Henrique Meirelles left the Ministry of Finance on April 6, eyeing the October presidential election. The tone of his last speech as a cabinet member left no doubt: he was speaking as a candidate. “I have always put myself at the service of the country, regardless of which party holds power […] My priority was always to get Brazil out of crises and back towards growth.”
Despite polling at a paltry 1 percent, Meirelles has entertained the idea of a presidential win that would be fueled by GDP growth and a lower inflation rate. “Feel-good factors will start showing up soon,” he says. That, in Meirelles’s calculations, would propel his name forward to join the ranks of viable candidates.

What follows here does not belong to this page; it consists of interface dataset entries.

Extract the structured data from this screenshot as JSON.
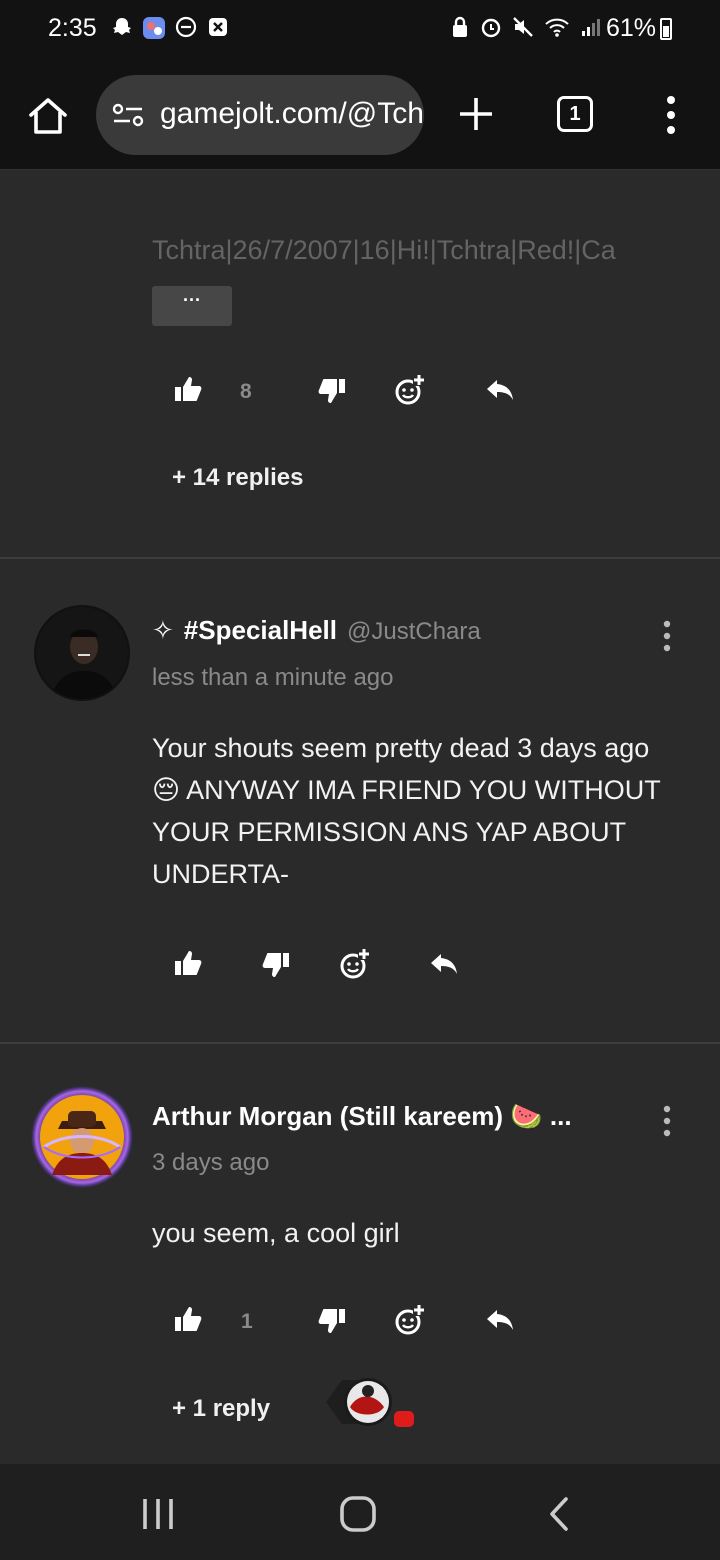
{
  "status_bar": {
    "time": "2:35",
    "battery": "61%"
  },
  "browser": {
    "url": "gamejolt.com/@Tchtra",
    "tab_count": "1"
  },
  "comments": [
    {
      "truncated_text": "Tchtra|26/7/2007|16|Hi!|Tchtra|Red!|Ca",
      "expand_label": "···",
      "likes": "8",
      "replies_label": "+ 14 replies"
    },
    {
      "sparkle": "✧",
      "display_name": "#SpecialHell",
      "handle": "@JustChara",
      "timestamp": "less than a minute ago",
      "body": "Your shouts seem pretty dead 3 days ago 😔 ANYWAY IMA FRIEND YOU WITHOUT YOUR PERMISSION ANS YAP ABOUT UNDERTA-"
    },
    {
      "display_name": "Arthur Morgan (Still kareem) 🍉 ...",
      "timestamp": "3 days ago",
      "body": "you seem, a cool girl",
      "likes": "1",
      "replies_label": "+ 1 reply"
    }
  ],
  "colors": {
    "background": "#2a2a2a",
    "bar": "#121212",
    "muted": "#8a8a8a",
    "text": "#f2f2f2"
  }
}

Unfortunately for him, those feel-good factors have yet to present themselves. The Brazilian Real has lost enormous value this month; oil prices have skyrocketed; and unemployment remains high, at 13.1 percent. The Brazilian economic recovery reminds, as Brazilians say, the flight of a chicken – it’s low and it doesn’t last for long.